The property tycoon Nicholas van Hoogstraten should be retried for manslaughter, three Court of Appeal judges have argued.

Mr van Hoogstraten was released from prison this week after an Old Bailey judge ruled that he had no case to answer in the death of his business rival Mohammed Raja.

But yesterday the Court of Appeal suggested that a second trial would serve the interests of justice. Under the current law, the court has no power to overturn a judge's decision to terminate a prosecution.

After giving detailed legal reasons for their decision on Monday to refuse the prosecution's appeal for a retrial, the judges said that the case had raised various questions about "how justice is to be done in similar cases in the future".
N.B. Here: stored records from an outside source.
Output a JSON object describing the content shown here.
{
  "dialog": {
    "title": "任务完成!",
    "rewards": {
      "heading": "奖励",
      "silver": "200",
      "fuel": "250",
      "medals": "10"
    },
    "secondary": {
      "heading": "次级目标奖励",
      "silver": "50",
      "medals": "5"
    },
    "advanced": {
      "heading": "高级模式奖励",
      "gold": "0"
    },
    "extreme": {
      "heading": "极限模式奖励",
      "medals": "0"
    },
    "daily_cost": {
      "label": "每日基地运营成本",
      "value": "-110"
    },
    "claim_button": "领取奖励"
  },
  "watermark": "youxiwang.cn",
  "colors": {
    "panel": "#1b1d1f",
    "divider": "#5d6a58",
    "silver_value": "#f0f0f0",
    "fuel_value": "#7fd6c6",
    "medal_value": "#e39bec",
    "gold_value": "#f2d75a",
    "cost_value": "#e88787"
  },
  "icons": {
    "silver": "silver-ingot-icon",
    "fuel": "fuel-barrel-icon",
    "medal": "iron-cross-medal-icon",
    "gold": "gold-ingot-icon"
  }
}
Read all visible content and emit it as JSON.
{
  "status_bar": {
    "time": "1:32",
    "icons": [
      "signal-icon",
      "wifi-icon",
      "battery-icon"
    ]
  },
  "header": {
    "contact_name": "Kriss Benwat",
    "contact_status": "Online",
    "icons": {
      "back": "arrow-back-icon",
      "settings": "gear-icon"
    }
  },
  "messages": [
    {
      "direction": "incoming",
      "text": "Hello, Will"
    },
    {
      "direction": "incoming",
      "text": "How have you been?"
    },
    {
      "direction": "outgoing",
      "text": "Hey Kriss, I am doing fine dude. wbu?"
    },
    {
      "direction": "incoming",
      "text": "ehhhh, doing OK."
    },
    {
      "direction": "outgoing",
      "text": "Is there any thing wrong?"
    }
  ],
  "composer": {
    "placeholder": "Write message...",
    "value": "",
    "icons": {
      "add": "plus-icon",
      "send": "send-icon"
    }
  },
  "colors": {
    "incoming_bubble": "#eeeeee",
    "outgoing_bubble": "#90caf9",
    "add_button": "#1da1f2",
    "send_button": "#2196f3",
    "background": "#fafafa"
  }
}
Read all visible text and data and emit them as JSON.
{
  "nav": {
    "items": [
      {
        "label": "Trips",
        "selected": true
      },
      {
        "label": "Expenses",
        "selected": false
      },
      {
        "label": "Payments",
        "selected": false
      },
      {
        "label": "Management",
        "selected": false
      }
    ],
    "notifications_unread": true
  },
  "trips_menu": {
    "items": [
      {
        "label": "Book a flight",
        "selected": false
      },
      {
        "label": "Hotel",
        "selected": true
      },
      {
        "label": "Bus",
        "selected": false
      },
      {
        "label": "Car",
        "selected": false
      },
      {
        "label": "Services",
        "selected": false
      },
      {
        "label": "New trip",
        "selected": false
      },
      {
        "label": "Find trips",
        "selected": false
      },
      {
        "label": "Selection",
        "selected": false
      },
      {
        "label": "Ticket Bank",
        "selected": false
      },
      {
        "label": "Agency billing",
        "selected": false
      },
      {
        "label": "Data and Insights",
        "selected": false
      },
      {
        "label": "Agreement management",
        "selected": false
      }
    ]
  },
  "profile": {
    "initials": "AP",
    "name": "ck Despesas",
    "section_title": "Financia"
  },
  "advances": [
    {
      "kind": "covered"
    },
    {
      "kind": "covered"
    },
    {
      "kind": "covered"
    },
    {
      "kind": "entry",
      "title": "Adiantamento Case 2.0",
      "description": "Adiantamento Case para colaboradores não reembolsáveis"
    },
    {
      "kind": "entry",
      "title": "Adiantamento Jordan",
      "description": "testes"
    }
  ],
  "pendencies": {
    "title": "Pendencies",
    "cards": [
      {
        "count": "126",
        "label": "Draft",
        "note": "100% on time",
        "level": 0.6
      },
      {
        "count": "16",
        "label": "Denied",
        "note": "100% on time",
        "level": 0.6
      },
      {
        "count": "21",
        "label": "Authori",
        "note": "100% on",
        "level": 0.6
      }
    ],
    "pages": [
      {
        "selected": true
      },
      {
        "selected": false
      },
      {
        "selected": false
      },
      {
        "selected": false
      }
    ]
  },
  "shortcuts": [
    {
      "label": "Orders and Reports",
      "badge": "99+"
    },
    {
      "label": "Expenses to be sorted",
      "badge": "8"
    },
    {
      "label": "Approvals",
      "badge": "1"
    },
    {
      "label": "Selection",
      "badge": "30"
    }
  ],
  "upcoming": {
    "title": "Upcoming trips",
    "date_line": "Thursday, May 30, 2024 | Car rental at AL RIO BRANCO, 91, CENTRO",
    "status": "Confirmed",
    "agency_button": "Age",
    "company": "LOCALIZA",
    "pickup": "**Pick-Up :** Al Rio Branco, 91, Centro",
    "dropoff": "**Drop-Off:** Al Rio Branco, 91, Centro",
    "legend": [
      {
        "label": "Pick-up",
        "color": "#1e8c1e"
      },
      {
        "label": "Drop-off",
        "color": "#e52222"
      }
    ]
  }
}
Mr van Hoogstraten, 58, from Uckfield, East Sussex, was freed on Monday after serving only one year of a 10-year jail sentence for his alleged involvement in the killing of his business rival Mr Raja by two men who are now serving life sentences for murder.

Last year, a jury found him not guilty of murder but guilty of manslaughter. That verdict was overturned and a retrial ordered by the Court of Appeal because of a "flawed" direction to the jury by the judge at the original trial.

He could not be retried for murder, having been acquitted of that offence. The problem then faced by the prosecution was that, in reindicting him for manslaughter as an offence in its own right rather than as a lesser alternative to murder, it had to produce evidence that he had participated in a joint venture with the killers and foresaw what they might do, even if he did not intend it.

The new trial judge ruled that, even if the prosecution could prove its case on the facts, there was no basis on which a jury could conclude that Mr van Hoogstraten had contemplated the act which caused death.

Giving the judges' full reasons for refusing the prosecution's appeal, Lord Justice Kennedy said: "It is of some importance for an appellate court to be able to consider whether the trial judge is right in his conclusion because, if he is, it is necessary to consider how justice is to be done in similar cases in the future.

"It may be that, when a retrial is ordered in the case of an appellant who has been convicted of manslaughter on a charge of murder, the prosecution should be entitled, if they choose, to seek again a conviction of murder."

He concluded: "Otherwise, as this case and other cases have shown, the prosecution is likely to be neutered by the partial acquittal. But that is a matter for Parliament and not for this court."

The Government has already introduced reforms which will grant the Court of Appeal new powers to overturn judge-directed acquittals.